Courtesy of Hat City Blog
With election day tomorrow, America is preparing for one of the most important elections in modern US history. From the presidential level all the way down to the local level, voters are going to decide the future of America for a long time to come.
The presidential election campaign has been divisive to say the least. The run-up to the election has been characterized by a hyper-focus on Covid policy and social injustice, both highly contentious topics in our country.
While Biden will undoubtedly win California, across the nation the election will be more contentious. If the polls are to be trusted then Biden should become our 46th president; however, if the 2016 election has taught us anything, it’s that anything can happen on election day.

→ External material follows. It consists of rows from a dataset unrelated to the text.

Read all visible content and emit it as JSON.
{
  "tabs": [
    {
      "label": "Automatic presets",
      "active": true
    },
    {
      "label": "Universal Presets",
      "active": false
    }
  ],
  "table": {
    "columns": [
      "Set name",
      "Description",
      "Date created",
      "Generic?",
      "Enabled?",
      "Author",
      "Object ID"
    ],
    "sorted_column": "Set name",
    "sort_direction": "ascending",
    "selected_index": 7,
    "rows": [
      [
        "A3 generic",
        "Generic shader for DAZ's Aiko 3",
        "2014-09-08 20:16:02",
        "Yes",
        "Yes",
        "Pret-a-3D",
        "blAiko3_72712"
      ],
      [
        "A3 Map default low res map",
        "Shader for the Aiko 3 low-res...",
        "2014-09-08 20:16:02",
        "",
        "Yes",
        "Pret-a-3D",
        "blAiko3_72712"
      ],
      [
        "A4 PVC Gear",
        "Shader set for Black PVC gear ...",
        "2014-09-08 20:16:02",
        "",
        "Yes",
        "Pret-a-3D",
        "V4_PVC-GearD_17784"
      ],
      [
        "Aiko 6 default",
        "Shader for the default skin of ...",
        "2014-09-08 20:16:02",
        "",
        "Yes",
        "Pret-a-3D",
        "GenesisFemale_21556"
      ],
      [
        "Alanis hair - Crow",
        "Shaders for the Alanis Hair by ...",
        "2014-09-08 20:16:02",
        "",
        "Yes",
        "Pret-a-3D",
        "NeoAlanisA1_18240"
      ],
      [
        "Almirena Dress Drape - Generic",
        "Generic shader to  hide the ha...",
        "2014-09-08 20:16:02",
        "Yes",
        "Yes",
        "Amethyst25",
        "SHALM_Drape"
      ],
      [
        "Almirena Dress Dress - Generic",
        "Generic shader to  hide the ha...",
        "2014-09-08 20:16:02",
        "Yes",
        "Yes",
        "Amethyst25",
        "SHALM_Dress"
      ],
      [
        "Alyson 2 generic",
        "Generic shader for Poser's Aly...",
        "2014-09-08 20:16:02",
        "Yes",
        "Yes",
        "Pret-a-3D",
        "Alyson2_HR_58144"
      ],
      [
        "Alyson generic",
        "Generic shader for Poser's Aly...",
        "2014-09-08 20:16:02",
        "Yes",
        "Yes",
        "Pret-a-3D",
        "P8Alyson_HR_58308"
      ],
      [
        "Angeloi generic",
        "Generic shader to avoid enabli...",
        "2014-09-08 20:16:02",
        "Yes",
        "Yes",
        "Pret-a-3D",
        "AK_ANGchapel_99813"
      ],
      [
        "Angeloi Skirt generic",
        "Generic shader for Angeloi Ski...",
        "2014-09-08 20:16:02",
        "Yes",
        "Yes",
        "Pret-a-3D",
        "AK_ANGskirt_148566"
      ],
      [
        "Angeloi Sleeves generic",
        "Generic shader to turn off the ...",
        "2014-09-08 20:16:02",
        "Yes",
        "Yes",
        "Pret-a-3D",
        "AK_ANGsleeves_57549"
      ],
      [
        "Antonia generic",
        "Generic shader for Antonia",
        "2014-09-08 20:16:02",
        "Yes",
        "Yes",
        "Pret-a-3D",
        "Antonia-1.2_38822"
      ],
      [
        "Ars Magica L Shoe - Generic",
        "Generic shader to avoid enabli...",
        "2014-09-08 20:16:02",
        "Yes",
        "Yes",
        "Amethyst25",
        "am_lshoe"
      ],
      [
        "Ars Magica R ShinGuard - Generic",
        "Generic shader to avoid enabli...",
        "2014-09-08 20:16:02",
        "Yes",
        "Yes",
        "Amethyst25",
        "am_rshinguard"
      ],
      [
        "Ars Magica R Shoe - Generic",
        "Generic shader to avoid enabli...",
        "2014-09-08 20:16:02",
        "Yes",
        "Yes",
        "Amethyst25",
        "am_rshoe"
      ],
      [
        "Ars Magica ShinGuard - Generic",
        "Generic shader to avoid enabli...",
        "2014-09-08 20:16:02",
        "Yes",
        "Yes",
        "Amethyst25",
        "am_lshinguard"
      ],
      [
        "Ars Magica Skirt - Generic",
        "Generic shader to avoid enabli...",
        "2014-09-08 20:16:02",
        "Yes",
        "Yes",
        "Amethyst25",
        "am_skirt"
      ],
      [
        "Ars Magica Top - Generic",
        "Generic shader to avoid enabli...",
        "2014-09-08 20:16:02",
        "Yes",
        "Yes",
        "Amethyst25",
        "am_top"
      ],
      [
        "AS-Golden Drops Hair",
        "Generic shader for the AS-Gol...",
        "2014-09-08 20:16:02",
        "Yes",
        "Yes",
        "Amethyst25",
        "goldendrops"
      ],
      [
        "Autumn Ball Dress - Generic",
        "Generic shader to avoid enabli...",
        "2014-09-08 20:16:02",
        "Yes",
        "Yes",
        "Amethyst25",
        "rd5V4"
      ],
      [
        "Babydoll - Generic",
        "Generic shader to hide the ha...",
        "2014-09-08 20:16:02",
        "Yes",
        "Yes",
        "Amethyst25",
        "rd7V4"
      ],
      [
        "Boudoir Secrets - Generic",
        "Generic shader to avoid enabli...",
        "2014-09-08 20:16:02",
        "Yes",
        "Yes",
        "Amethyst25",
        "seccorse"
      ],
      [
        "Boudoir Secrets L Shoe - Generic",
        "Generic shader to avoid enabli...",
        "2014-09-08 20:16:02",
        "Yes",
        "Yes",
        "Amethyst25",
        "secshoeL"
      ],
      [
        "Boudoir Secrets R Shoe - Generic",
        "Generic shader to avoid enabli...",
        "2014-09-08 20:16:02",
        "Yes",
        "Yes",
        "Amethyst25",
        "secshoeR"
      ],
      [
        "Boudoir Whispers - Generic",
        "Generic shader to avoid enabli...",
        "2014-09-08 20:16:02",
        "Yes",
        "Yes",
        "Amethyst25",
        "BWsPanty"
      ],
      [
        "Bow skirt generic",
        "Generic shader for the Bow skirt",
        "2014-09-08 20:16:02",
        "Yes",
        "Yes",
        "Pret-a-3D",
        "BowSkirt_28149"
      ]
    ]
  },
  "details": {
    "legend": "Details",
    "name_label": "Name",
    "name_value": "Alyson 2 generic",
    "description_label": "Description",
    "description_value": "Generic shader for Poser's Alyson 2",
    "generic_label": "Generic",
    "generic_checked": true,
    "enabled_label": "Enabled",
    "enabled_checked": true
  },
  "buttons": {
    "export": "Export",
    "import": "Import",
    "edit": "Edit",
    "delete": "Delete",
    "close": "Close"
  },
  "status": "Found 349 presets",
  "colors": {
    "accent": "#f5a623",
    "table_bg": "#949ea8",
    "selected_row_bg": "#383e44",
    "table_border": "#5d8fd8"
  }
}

Although the presidential election dominates headlines, it’s not the only thing on the ballot. Equally as important as the presidency are the local and state elections, as wells as the propositions.
From expanding the suffrage to eliminating the cash-bail system, this year’s propositions will impact California’s future for years to come.
Both Proposition 17 and Proposition 20 would expand the amount of eligible voters in the state. Parolees would be given the right to vote under Proposition 17, and under Proposition 20 17 years olds who would be 18 in the general election would be allowed to vote in the primary and special elections preceding the general election.
Proposition 25 would eliminate the controversial cash-bail system. Opponents of the proposition believe that the money lost from eliminating the system would hurt public schools and other institutions who are at least partially funded by the money, while supporters argue that the cash-bail system disproportionately hurts low-income communities.
Under Proposition 22 rideshare and delivery drivers would be reclassified as “contract workers” meaning healthcare subsidies and accident insurance could be denied to them. Supporters of the proposition include Uber, Lyft, DoorDash, and Instacart as well as a few chamber of commerce organizations. Opponents include prominent Democrats like Joe Biden, Kamala Harris, and Bernie Sanders.
Local elections occurring tomorrow include elections for the school board and United States Congress.
For School Board, Pamela Braunstein is running against Jim Reardon, an incumbent who has been on the board since 2012. While Reardon is the favorite due to his incumbency status, Braunstein has received endorsements from CUSD Against Racism and the Capistrano Unified Education Association.
In the 49th congressional district, we have Democrat Mike Levin facing off against Republican Brian Maryott. Back in 2018, Levin flipped the 49th district from Republican to Democrat for the first time since 2000. Maryott meanwhile is most well known for being the former mayor of San Juan Capistrano.
Regardless of which candidates or propositions you support, it is important to go out and vote on election day tomorrow.